  • 4 ounces sour cream
  • 1/3 cup milk (I think anything but skim would work–I used 1%)
  • 1/2 teaspoon pepper
  • 1/4 teaspoon garlic powder
  • pinch of nutmeg
  • 1/2 teaspoon dried ground mustard
  • 1/4-1/2 teaspoon hot sauce (I used sriracha)
  • 1 tablespoon butter, melted
  • 1 ounce each grated sharp cheddar, muenster, and gruyere cheeses (you can really use any cheese blend you wish–but these are absolutely delicious)

Preheat oven to 350. Put a metal rimmed baking sheet into the oven (to catch drips).

In a bowl combine the eggs, sour cream, and milk. Beat with an electric beater until combined (about 30 seconds). Add spices and beat again.

Melt butter in round soufflé dish and wiggle it around until it covers the bottom and sides. If you don’t have a soufflé dish, don’t despair. You can do what I did and use a loaf pan. It won’t get the same dramatic height, but it’ll still taste delicious, and that’s what counts.

Mix the three cheeses together and press all the cheese into the bottom of the dish/pan. Gently pour in the egg mixture, until it’s about an inch from the top. If you’re using a loaf pan, there won’t be any more, but there will be if you use the correct dish. Put it in the oven now to prevent spilling on the way.

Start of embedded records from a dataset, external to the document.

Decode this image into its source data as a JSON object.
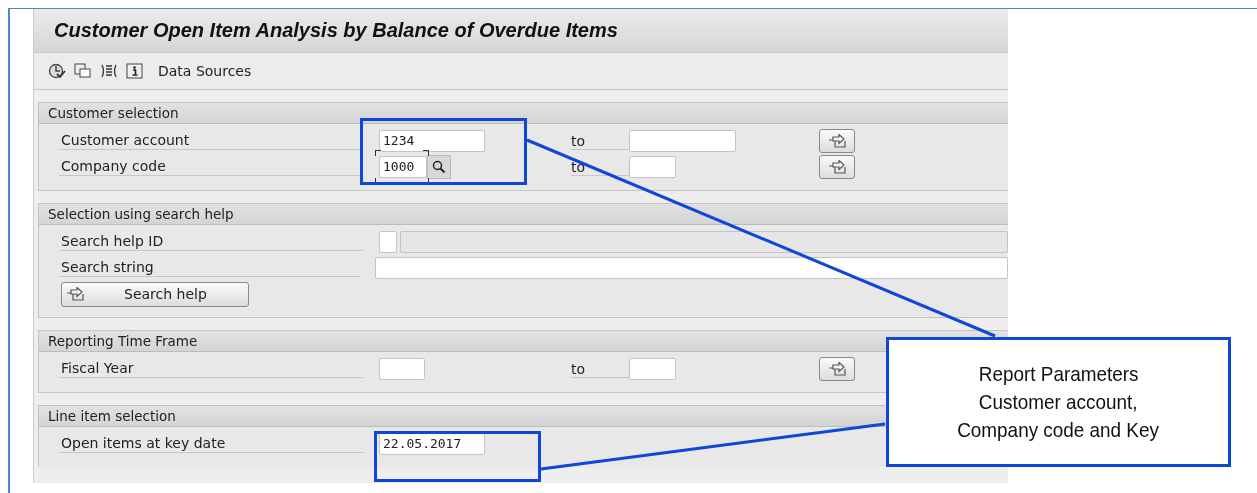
{
  "window": {
    "title": "Customer Open Item Analysis by Balance of Overdue Items"
  },
  "toolbar": {
    "label": "Data Sources"
  },
  "sections": [
    {
      "title": "Customer selection",
      "rows": [
        {
          "kind": "range",
          "label": "Customer account",
          "value": "1234",
          "to_label": "to",
          "focused": false,
          "value_help": false
        },
        {
          "kind": "range",
          "label": "Company code",
          "value": "1000",
          "to_label": "to",
          "focused": true,
          "value_help": true
        }
      ]
    },
    {
      "title": "Selection using search help",
      "rows": [
        {
          "kind": "searchhelp",
          "label": "Search help ID"
        },
        {
          "kind": "text",
          "label": "Search string"
        },
        {
          "kind": "button",
          "label": "Search help"
        }
      ]
    },
    {
      "title": "Reporting Time Frame",
      "rows": [
        {
          "kind": "range",
          "label": "Fiscal Year",
          "to_label": "to",
          "focused": false,
          "value_help": false
        }
      ]
    },
    {
      "title": "Line item selection",
      "rows": [
        {
          "kind": "single",
          "label": "Open items at key date",
          "value": "22.05.2017"
        }
      ]
    }
  ],
  "callout": {
    "lines": [
      "Report Parameters",
      "Customer account,",
      "Company code and Key"
    ]
  }
}
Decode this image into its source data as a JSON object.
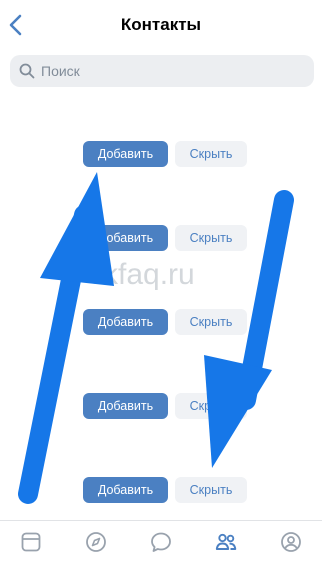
{
  "header": {
    "title": "Контакты",
    "back_icon": "chevron-left-icon"
  },
  "search": {
    "placeholder": "Поиск",
    "icon": "search-icon"
  },
  "contacts": [
    {
      "add_label": "Добавить",
      "hide_label": "Скрыть"
    },
    {
      "add_label": "Добавить",
      "hide_label": "Скрыть"
    },
    {
      "add_label": "Добавить",
      "hide_label": "Скрыть"
    },
    {
      "add_label": "Добавить",
      "hide_label": "Скрыть"
    },
    {
      "add_label": "Добавить",
      "hide_label": "Скрыть"
    }
  ],
  "watermark": "vkfaq.ru",
  "tabbar": {
    "items": [
      "news-icon",
      "compass-icon",
      "messages-icon",
      "friends-icon",
      "profile-icon"
    ],
    "active": "friends-icon"
  },
  "colors": {
    "accent": "#4b80c2",
    "arrow": "#1677e8",
    "secondary_button": "#f0f2f5"
  }
}
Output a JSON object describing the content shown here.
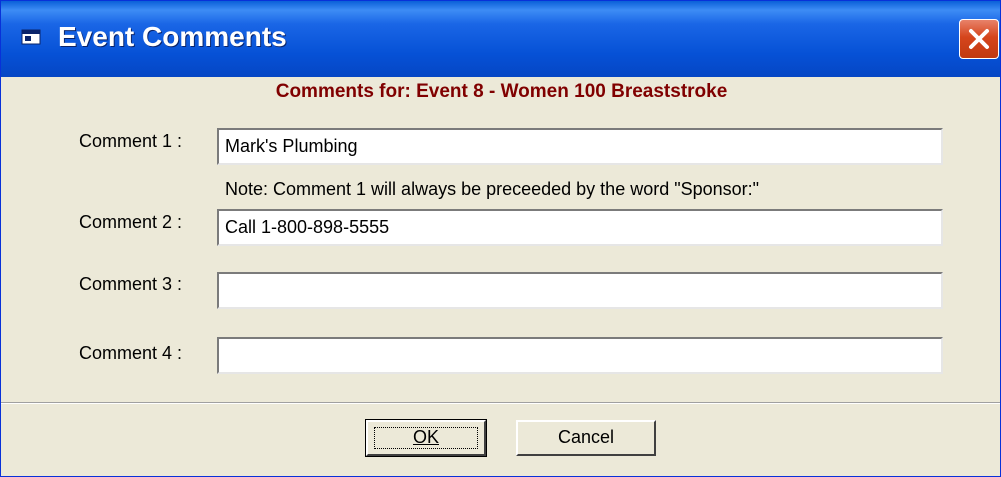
{
  "window": {
    "title": "Event Comments"
  },
  "heading": "Comments for: Event 8 - Women 100 Breaststroke",
  "fields": [
    {
      "label": "Comment 1 :",
      "value": "Mark's Plumbing"
    },
    {
      "label": "Comment 2 :",
      "value": "Call 1-800-898-5555"
    },
    {
      "label": "Comment 3 :",
      "value": ""
    },
    {
      "label": "Comment 4 :",
      "value": ""
    }
  ],
  "note": "Note:  Comment 1 will always be preceeded by the word \"Sponsor:\"",
  "buttons": {
    "ok": "OK",
    "cancel": "Cancel"
  },
  "colors": {
    "titlebar": "#0651d6",
    "heading": "#800000",
    "dialog_bg": "#ece9d8",
    "close_button": "#d5451c"
  },
  "icons": {
    "title": "window-app-icon",
    "close": "close-icon"
  }
}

Put the dish on top of the tray and add the rest of the egg mixture (if needed). Bake 55-60 minutes until puffy and golden brown on top. Revel in its glory quickly, as it deflates in less than a minute. Serve with a salad or fruit.


Ever made a soufflé before? What was your most memorable experience? Let me know in the comments.